Lessons From the Past

As we near the end of an unorthodox school year, learning from nostalgia might help us make sense of the present.

Earlier this week, I was having a conversation with my friends over dinner when I noticed something peculiar. In between bites, we discussed the usual topics: the weight of our never-ending pile of assignments, various awkward encounters (byproducts of the “Zoom University” lifestyle), the idiosyncrasies of our spring quarter professors, and the poor choice of underestimating the cold. But one comment struck me: I can’t believe we’re halfway through spring quarter already.

It was a sentiment that I’d heard thousands of times—the topics of warped time and speed-running through the year were all too familiar—but it hadn’t really hit me until this conversation. For some reason, my friends and I always find ourselves yearning for the past—the excitement of fall quarter when we first arrived on campus, the odd sense of solidarity as we ploughed through winter quarter’s never-ending snow—without ever finding a sense of comfort or enjoyment in our present situation. In what is supposed to be the most jam-packed era of my youth, my peers and I have already fallen victim to this loop of nostalgia—but that might not be a bad thing.

From reminiscing about the freedom of last weekend to remembering early quarantine (how did we collectively obsess over Tiger King for weeks on end?), nostalgia has unexpectedly defined this whirlwind chapter of our lives. When deep in the throes of midterm season or personal struggles, I’ve clung to nostalgia as a temporary form of escapism. Our camera rolls become a mosaic of memories—the first trip to “The Bean,” move-in day, late-night Bart Mart runs. Spring quarter burnout and recent polarizing events have provoked a deep sense of fear and uncertainty within UChicago’s community, making it more important than ever to create these channels for emotional release.
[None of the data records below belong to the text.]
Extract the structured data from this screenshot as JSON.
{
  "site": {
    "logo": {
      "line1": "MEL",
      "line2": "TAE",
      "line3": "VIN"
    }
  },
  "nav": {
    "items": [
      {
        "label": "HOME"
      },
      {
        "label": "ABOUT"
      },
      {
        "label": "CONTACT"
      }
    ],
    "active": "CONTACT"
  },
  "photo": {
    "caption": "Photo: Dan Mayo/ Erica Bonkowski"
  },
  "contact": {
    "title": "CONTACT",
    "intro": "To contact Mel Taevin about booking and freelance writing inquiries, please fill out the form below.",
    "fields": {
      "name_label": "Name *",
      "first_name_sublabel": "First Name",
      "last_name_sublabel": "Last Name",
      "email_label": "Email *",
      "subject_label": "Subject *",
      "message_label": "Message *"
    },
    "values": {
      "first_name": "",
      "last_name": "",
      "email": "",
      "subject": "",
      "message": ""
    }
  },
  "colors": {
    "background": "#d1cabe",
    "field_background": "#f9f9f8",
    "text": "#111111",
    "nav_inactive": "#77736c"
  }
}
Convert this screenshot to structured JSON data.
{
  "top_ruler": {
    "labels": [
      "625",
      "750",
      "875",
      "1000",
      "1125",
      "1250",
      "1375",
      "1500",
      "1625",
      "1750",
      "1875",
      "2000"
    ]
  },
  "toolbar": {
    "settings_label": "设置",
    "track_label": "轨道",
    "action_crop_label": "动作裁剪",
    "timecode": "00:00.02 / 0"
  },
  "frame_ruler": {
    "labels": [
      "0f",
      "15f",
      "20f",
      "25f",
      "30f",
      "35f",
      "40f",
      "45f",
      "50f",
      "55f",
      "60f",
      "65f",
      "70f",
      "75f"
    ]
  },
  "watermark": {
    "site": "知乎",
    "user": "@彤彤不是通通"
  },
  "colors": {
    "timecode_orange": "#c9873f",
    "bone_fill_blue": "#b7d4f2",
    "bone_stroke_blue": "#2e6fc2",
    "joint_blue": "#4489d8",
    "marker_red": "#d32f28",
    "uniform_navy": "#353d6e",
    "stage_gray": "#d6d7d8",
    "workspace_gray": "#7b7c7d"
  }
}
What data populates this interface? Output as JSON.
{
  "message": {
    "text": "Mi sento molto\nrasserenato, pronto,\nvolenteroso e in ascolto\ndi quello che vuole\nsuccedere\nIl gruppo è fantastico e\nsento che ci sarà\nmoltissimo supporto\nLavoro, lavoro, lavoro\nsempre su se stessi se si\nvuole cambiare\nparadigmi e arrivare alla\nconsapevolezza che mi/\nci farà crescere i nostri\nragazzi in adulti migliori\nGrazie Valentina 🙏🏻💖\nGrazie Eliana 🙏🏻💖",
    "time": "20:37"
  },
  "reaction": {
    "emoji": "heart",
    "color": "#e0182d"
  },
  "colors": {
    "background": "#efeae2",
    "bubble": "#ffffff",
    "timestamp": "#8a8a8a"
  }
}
Your average UChicago contrarian would, at this point, perhaps argue against nostalgia—It’s not a coping mechanism. You’re wasting time vicariously living through your past self! But I, among the mass of people who enjoy relishing in nostalgia and glamorizing those ’90s-esque film photos in our Instagram feeds, think that there’s a lesson to be learned here. More often than not, nostalgia provides us with a cohesive narrative of our lives thus far; now, it’s also become a way to make sense of the ambiguity of the present and future. We get a chance to view those treasured memories as individual time capsules, and we can take this as an opportunity to learn more about what we want from our lives and from ourselves.

As vaccines become more widespread, the promise of a normal college experience is around the corner. We can use nostalgia as a way to draw more carefully what we want from our post-COVID selves. Looking back at old pictures and experiences, forgotten classes, and expired phases, we remember the periods of our lives that were saturated with doubt and rediscovery. As our notions of time have become more malleable, another idea solidifies: we have only 24 hours of the day to add to our inventory of experiences. That window of time is indispensable. As we enter the second half of spring quarter—and near the end of this wildly unorthodox school year—I urge you to think about nostalgia as a learning experience rather than as our daily serotonin rush. Learning to find comfort in the good times (past and present) is a perfect place to start.

Rachel Ong is a first-year in the College.